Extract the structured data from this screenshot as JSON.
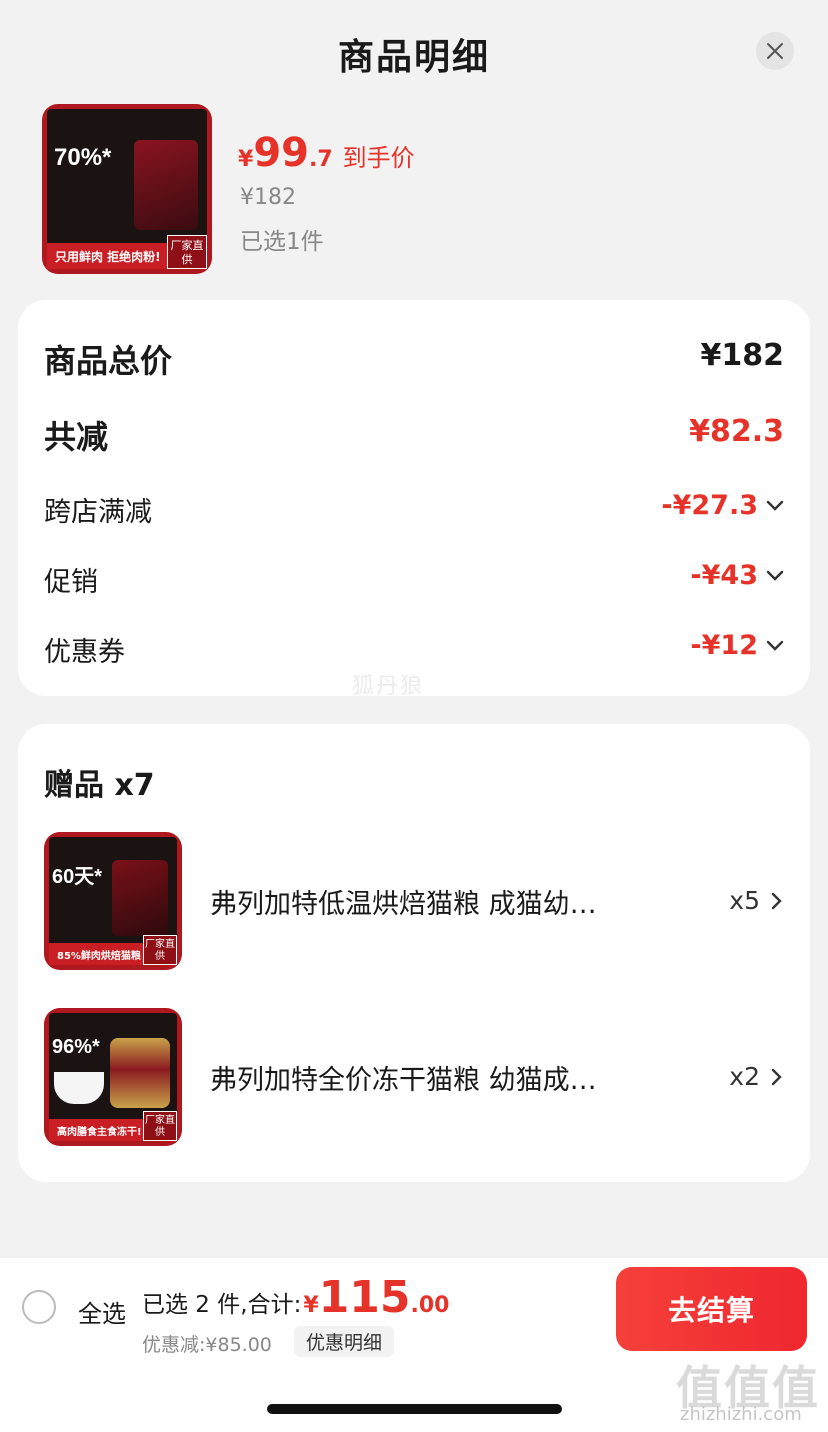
{
  "header": {
    "title": "商品明细",
    "close_icon": "close-icon"
  },
  "product": {
    "price_symbol": "¥",
    "price_integer": "99",
    "price_decimal": ".7",
    "price_label": "到手价",
    "original_price": "¥182",
    "selected_count": "已选1件",
    "thumb_percent": "70%*",
    "thumb_banner": "只用鲜肉 拒绝肉粉!",
    "thumb_badge": "厂家直供"
  },
  "summary": {
    "total_label": "商品总价",
    "total_value": "¥182",
    "reduce_label": "共减",
    "reduce_value": "¥82.3",
    "items": [
      {
        "label": "跨店满减",
        "value": "-¥27.3"
      },
      {
        "label": "促销",
        "value": "-¥43"
      },
      {
        "label": "优惠券",
        "value": "-¥12"
      }
    ]
  },
  "gifts": {
    "title": "赠品 x7",
    "items": [
      {
        "name": "弗列加特低温烘焙猫粮 成猫幼…",
        "qty": "x5",
        "thumb_percent": "60天*",
        "thumb_banner": "85%鲜肉烘焙猫粮",
        "thumb_badge": "厂家直供"
      },
      {
        "name": "弗列加特全价冻干猫粮 幼猫成…",
        "qty": "x2",
        "thumb_percent": "96%*",
        "thumb_banner": "高肉膳食主食冻干!",
        "thumb_badge": "厂家直供"
      }
    ]
  },
  "bottom_bar": {
    "select_all": "全选",
    "sum_label": "已选 2 件,合计:",
    "sum_symbol": "¥",
    "sum_integer": "115",
    "sum_decimal": ".00",
    "discount_text": "优惠减:¥85.00",
    "discount_detail": "优惠明细",
    "checkout": "去结算"
  },
  "watermarks": {
    "center": "狐丹狼",
    "logo": "值值值",
    "url": "zhizhizhi.com"
  },
  "colors": {
    "accent_red": "#e6332a",
    "button_red": "#f5403a",
    "background": "#f2f2f2"
  }
}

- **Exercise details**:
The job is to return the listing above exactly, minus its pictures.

- **The answer**:
Extract the structured data from this screenshot as JSON.
{
  "header": {
    "title": "商品明细",
    "close_icon": "close-icon"
  },
  "product": {
    "price_symbol": "¥",
    "price_integer": "99",
    "price_decimal": ".7",
    "price_label": "到手价",
    "original_price": "¥182",
    "selected_count": "已选1件",
    "thumb_percent": "70%*",
    "thumb_banner": "只用鲜肉 拒绝肉粉!",
    "thumb_badge": "厂家直供"
  },
  "summary": {
    "total_label": "商品总价",
    "total_value": "¥182",
    "reduce_label": "共减",
    "reduce_value": "¥82.3",
    "items": [
      {
        "label": "跨店满减",
        "value": "-¥27.3"
      },
      {
        "label": "促销",
        "value": "-¥43"
      },
      {
        "label": "优惠券",
        "value": "-¥12"
      }
    ]
  },
  "gifts": {
    "title": "赠品 x7",
    "items": [
      {
        "name": "弗列加特低温烘焙猫粮 成猫幼…",
        "qty": "x5",
        "thumb_percent": "60天*",
        "thumb_banner": "85%鲜肉烘焙猫粮",
        "thumb_badge": "厂家直供"
      },
      {
        "name": "弗列加特全价冻干猫粮 幼猫成…",
        "qty": "x2",
        "thumb_percent": "96%*",
        "thumb_banner": "高肉膳食主食冻干!",
        "thumb_badge": "厂家直供"
      }
    ]
  },
  "bottom_bar": {
    "select_all": "全选",
    "sum_label": "已选 2 件,合计:",
    "sum_symbol": "¥",
    "sum_integer": "115",
    "sum_decimal": ".00",
    "discount_text": "优惠减:¥85.00",
    "discount_detail": "优惠明细",
    "checkout": "去结算"
  },
  "watermarks": {
    "center": "狐丹狼",
    "logo": "值值值",
    "url": "zhizhizhi.com"
  },
  "colors": {
    "accent_red": "#e6332a",
    "button_red": "#f5403a",
    "background": "#f2f2f2"
  }
}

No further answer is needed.